We tend to have a very narrow view of the world. We focus on ourselves, our family, our area, our job, our acquaintances and our circumstances first. This is natural and even necessary. We have obligations that come first (I Tim. 5:8; Gal. 6:10). But we need to think of people and places outside our own situation. Most news, especially the mainstream media, is very shortsighted. They draw our attention almost exclusively to American concerns, especially American problems.

It helps to learn about other countries. When we compare the riots in Seattle and Chicago to suicide bombings in Israel, our dangers don’t look that bad. When we consider the diseases and poverty of third world countries in Africa, the recession in the United States suddenly seems minor.

The Jewish nation in the Old Testament was inclined to live in their own world. In a way that attitude was understandable. God had separated them from other nations to be a special people for Him (Exod. 19:5; Lev. 20:24,26). But they became ungrateful and developed a selfish, prideful vision of themselves. In time they became as sinful as the nations around them.

Though Israel was the chosen nation, we read about Gentile countries often in the Old Testament. Isaiah, Jeremiah, and Ezekiel devote large sections to God’s judgment on other nations. Habakkuk denounced the Chaldeans, Obadiah pronounced doom on Edom, and Jonah preached to the Assyrians. They were Jewish prophets and their books were delivered to the Jewish people, but they said a great deal about other cultures. God was teaching them that there is a bigger world than their own sphere of activity and that He loves all men and holds them accountable for what they do.

People talk about having a global outlook, but Christians are the ones who truly have this perspective. We are concerned about the United States, but we also pray for saints in China, Russia, and other countries. The world is much bigger than America. God has far more to manage than just the problems of our nation. As books like Isaiah and Psalms show, He knows the future of every country and is constantly coordinating the relations of these civilizations to bring about His purposes.

You would think that we would be more aware of what is happening around the world because of the internet. But much of what is conveyed on the web is selective and agenda-driven. If we are to see the world the way we should, we must lift our minds above all the chatter and remember how God sees the world.

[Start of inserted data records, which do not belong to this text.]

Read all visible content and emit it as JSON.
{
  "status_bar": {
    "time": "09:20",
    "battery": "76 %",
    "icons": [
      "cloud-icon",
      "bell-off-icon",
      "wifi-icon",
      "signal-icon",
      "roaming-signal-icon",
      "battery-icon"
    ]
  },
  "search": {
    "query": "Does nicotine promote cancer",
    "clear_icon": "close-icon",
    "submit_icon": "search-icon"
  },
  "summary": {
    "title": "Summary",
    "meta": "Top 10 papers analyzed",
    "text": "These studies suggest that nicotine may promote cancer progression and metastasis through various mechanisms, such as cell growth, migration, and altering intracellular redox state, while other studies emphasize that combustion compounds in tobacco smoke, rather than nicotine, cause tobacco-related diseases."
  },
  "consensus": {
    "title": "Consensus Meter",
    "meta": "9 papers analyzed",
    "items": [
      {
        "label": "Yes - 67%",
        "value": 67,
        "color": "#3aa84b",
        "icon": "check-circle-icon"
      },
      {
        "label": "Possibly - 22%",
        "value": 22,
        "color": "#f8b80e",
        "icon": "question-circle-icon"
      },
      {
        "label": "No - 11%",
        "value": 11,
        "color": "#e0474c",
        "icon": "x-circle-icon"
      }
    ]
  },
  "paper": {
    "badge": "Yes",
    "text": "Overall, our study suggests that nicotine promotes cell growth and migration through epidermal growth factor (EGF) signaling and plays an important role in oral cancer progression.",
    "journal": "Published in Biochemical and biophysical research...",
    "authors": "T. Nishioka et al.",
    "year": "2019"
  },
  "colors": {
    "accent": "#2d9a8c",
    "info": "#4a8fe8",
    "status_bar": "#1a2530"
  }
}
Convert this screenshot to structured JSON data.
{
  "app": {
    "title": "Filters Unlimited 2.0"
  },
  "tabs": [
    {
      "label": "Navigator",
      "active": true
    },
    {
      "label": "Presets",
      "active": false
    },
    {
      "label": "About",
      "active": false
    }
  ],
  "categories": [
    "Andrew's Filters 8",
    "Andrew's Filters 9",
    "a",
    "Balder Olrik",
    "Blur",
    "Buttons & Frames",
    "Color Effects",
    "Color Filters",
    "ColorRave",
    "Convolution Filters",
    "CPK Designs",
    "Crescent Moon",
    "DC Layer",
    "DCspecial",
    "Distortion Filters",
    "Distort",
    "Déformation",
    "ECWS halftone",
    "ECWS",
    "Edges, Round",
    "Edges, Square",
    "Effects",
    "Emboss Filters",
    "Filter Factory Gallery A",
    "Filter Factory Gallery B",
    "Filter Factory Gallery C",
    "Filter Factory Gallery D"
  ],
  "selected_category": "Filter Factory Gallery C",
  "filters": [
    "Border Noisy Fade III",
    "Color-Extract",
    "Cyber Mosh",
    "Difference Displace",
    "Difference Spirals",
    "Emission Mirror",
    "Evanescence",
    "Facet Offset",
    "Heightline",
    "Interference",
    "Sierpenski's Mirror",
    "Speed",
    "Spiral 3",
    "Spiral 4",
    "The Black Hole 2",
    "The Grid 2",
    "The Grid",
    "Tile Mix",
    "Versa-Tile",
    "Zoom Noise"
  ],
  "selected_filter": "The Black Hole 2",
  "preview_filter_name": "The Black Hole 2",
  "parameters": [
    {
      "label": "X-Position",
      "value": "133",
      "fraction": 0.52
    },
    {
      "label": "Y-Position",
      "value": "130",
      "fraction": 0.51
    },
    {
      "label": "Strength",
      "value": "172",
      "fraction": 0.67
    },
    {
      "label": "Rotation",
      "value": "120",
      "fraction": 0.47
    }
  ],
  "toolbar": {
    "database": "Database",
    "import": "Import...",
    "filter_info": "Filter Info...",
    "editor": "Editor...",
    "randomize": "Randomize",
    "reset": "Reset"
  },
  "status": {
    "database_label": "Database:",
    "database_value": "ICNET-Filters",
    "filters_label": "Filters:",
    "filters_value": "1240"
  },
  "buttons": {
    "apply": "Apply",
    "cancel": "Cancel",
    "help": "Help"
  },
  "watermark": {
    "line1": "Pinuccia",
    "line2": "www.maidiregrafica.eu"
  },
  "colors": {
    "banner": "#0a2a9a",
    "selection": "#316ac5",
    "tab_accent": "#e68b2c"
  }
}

The worldwide vision of Christians goes far beyond the fleeting political and economic conditions of this or any other nation. The Bible gives us a different set of lenses to look at these issues so we can see through them. While the next election has weighty consequences, there is much more at stake in the future of the world than one event. There are also more important matters happening now both here and in other nations.

To see the world the way we should we must remember some of Jesus’ last words on while he was on earth: “Go ye therefore, and teach all nations, baptizing them in the name of the Father, and of the Son, and of the Holy Ghost” (Matt. 28:19). It is hard to escape the stress of our own little corner of the world, but we need to stretch our minds and think about the most important kingdom in and throughout the world—the church.

While we are astounded and intimidated by the power of earthly regimes, God is not. “Behold, the nations are as a drop of a bucket” (Isa. 40:15). “All nations before him are as nothing; and they are counted to him less than nothing, and vanity” (Isa. 40:17). We will never see the world like God sees it, but we can get a glimpse of His perspective if we read the Bible more and watch the news less.

-Kerry Duke